The group had played a gig in Conroe, Texas and was staying at a Quality Inn parking lot near the Houston airport on Sunday night. At about 2:30 a.m. central time, a black SUV pulled up to the van and stole it. The group lost most of its gear, CDs, vinyl, merchandise and clothing.

Among the instruments lost was a 1952 Gibson J-45 guitar and a Martin Customer Guitar 1440649.

A page was set up by the group with the band seeking to raise $40,000. Almost $35,000 from 639 supporters had been raised by 1:40 p.m. Tuesday.

More news for The Black Lillies

CD reviews for The Black Lillies

Hard to Please CD review - Hard to Please
The Black Lillies are a killer live band. They specialize in roadhouse country and soulful ballads. "Hard To Please" successfully conveys the passion and depth of their stage shows in a way, which pleases and is hard to ignore. The Black Lillies are, foremost, Cruz Contreras' band. He fronts The Black Lillies, writes most of the material, playing guitar and keyboard with abandon and providing stout lead vocals. Contreras is a musical force to be reckoned with. »»»
Editorial: Walking the talk – When names like Hank Williams, Johnny Cash, Waylon and the Hag are invoked, you're talking hard core country. These are the touchstones of country , the guys who made country music what it was and still is (or maybe can be). When these folks would sing about being down-and-out and the rough-and-tumble, they knew of what they were singing about.
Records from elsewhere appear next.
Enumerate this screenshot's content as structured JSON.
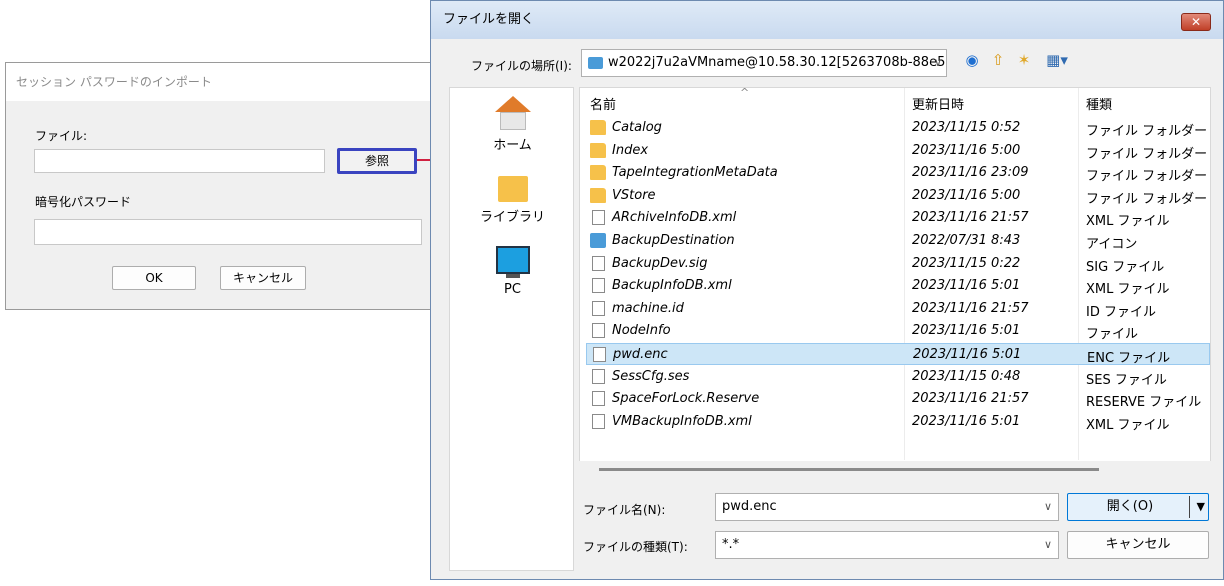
{
  "import_dialog": {
    "title": "セッション パスワードのインポート",
    "file_label": "ファイル:",
    "file_value": "",
    "browse_label": "参照",
    "password_label": "暗号化パスワード",
    "password_value": "",
    "ok_label": "OK",
    "cancel_label": "キャンセル"
  },
  "open_dialog": {
    "title": "ファイルを開く",
    "close_glyph": "✕",
    "location_label": "ファイルの場所(I):",
    "location_value": "w2022j7u2aVMname@10.58.30.12[5263708b-88e5",
    "places": [
      "ホーム",
      "ライブラリ",
      "PC"
    ],
    "columns": {
      "name": "名前",
      "modified": "更新日時",
      "type": "種類"
    },
    "files": [
      {
        "name": "Catalog",
        "date": "2023/11/15 0:52",
        "type": "ファイル フォルダー",
        "icon": "folder-icon"
      },
      {
        "name": "Index",
        "date": "2023/11/16 5:00",
        "type": "ファイル フォルダー",
        "icon": "folder-icon"
      },
      {
        "name": "TapeIntegrationMetaData",
        "date": "2023/11/16 23:09",
        "type": "ファイル フォルダー",
        "icon": "folder-icon"
      },
      {
        "name": "VStore",
        "date": "2023/11/16 5:00",
        "type": "ファイル フォルダー",
        "icon": "folder-icon"
      },
      {
        "name": "ARchiveInfoDB.xml",
        "date": "2023/11/16 21:57",
        "type": "XML ファイル",
        "icon": "file-icon"
      },
      {
        "name": "BackupDestination",
        "date": "2022/07/31 8:43",
        "type": "アイコン",
        "icon": "system-folder-icon"
      },
      {
        "name": "BackupDev.sig",
        "date": "2023/11/15 0:22",
        "type": "SIG ファイル",
        "icon": "file-icon"
      },
      {
        "name": "BackupInfoDB.xml",
        "date": "2023/11/16 5:01",
        "type": "XML ファイル",
        "icon": "file-icon"
      },
      {
        "name": "machine.id",
        "date": "2023/11/16 21:57",
        "type": "ID ファイル",
        "icon": "file-icon"
      },
      {
        "name": "NodeInfo",
        "date": "2023/11/16 5:01",
        "type": "ファイル",
        "icon": "file-icon"
      },
      {
        "name": "pwd.enc",
        "date": "2023/11/16 5:01",
        "type": "ENC ファイル",
        "icon": "file-icon",
        "selected": true
      },
      {
        "name": "SessCfg.ses",
        "date": "2023/11/15 0:48",
        "type": "SES ファイル",
        "icon": "file-icon"
      },
      {
        "name": "SpaceForLock.Reserve",
        "date": "2023/11/16 21:57",
        "type": "RESERVE ファイル",
        "icon": "file-icon"
      },
      {
        "name": "VMBackupInfoDB.xml",
        "date": "2023/11/16 5:01",
        "type": "XML ファイル",
        "icon": "file-icon"
      }
    ],
    "filename_label": "ファイル名(N):",
    "filename_value": "pwd.enc",
    "filetype_label": "ファイルの種類(T):",
    "filetype_value": "*.*",
    "open_label": "開く(O)",
    "cancel_label": "キャンセル"
  }
}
Fast forward a few years to the country singers of today. »»»
Concert Review: Cantrell continues to satisfy – Laura Cantrell may never be a country star. Not at this stage of her career when she's 50, touring here and there and releasing new music every few years or so. But five albums in, Cantrell continues as a warm, enjoyable and worthy purveyor of her brand of country. That would mean going towards a more traditional side, not rushing the songs... »»»
Concert Review: Not only is Turner traditional, he's popular – Every time Josh Turner reached for some of those wonderful subterranean low notes, which he often pulled out during his enjoyable night show, it was like a superhero applying a superpower. He didn't need this extra advantage to please his audience; he has so many quality songs stockpiled in his catalogue already doing the job.... »»»
Follow Country Standard Time  Subscribe to Country News Digest  Follow Country Standard Time on twitter  Visit Country Standard Time on Facebook 

Elsewhere in the news
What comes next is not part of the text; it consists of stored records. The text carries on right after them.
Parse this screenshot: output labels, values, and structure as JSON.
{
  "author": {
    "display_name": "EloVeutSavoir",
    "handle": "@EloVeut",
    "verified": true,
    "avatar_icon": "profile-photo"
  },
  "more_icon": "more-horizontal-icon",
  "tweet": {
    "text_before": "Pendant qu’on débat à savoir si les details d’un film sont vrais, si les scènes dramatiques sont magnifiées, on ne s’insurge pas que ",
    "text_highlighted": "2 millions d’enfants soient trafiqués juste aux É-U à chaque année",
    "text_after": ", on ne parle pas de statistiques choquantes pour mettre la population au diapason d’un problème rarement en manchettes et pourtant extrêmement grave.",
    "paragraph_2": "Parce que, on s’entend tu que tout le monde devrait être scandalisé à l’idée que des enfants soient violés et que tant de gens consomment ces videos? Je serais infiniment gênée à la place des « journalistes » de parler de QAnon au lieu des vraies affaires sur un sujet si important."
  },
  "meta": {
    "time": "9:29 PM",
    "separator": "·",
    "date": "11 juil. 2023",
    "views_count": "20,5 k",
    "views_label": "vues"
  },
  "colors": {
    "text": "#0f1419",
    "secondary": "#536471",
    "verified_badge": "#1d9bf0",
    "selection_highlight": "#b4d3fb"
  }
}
Currently at the CST blogs

Tyminski goes dark Dan Tyminski (known simply as "Tyminski" on his 2017 release "Southern Gothic") has traditional music roots and unassailable bluegrass street cred especially given his membership in Alison Krauss' Union Station. He is also a powerful songwriter and has been writing songs for himself and others for years now.... »»»
Washburn, Fleck create "Echoes" Bela Fleck and Abigail Washburn have powerhouse individual talents; each has followed an estimable career path to where they find themselves today: making complex, but spare, records, writing music together and touring with their son Juno. Their new release, "Echoes In The Valley" features mostly songs written by Fleck and Washburn, banjos, Washburn's strong vocals and very little else.... »»»
Hillman bides his time Legends don't come any more legendary than Chris Hillman. The roll call of bands that comprises Hillman's half century in music reads like a wing exhibit at the Rock & Roll Hall of Fame; Byrds, Flying Burrito Brothers, Manassas, the Souther Hillman Furay Band, the Desert Rose Band,... »»»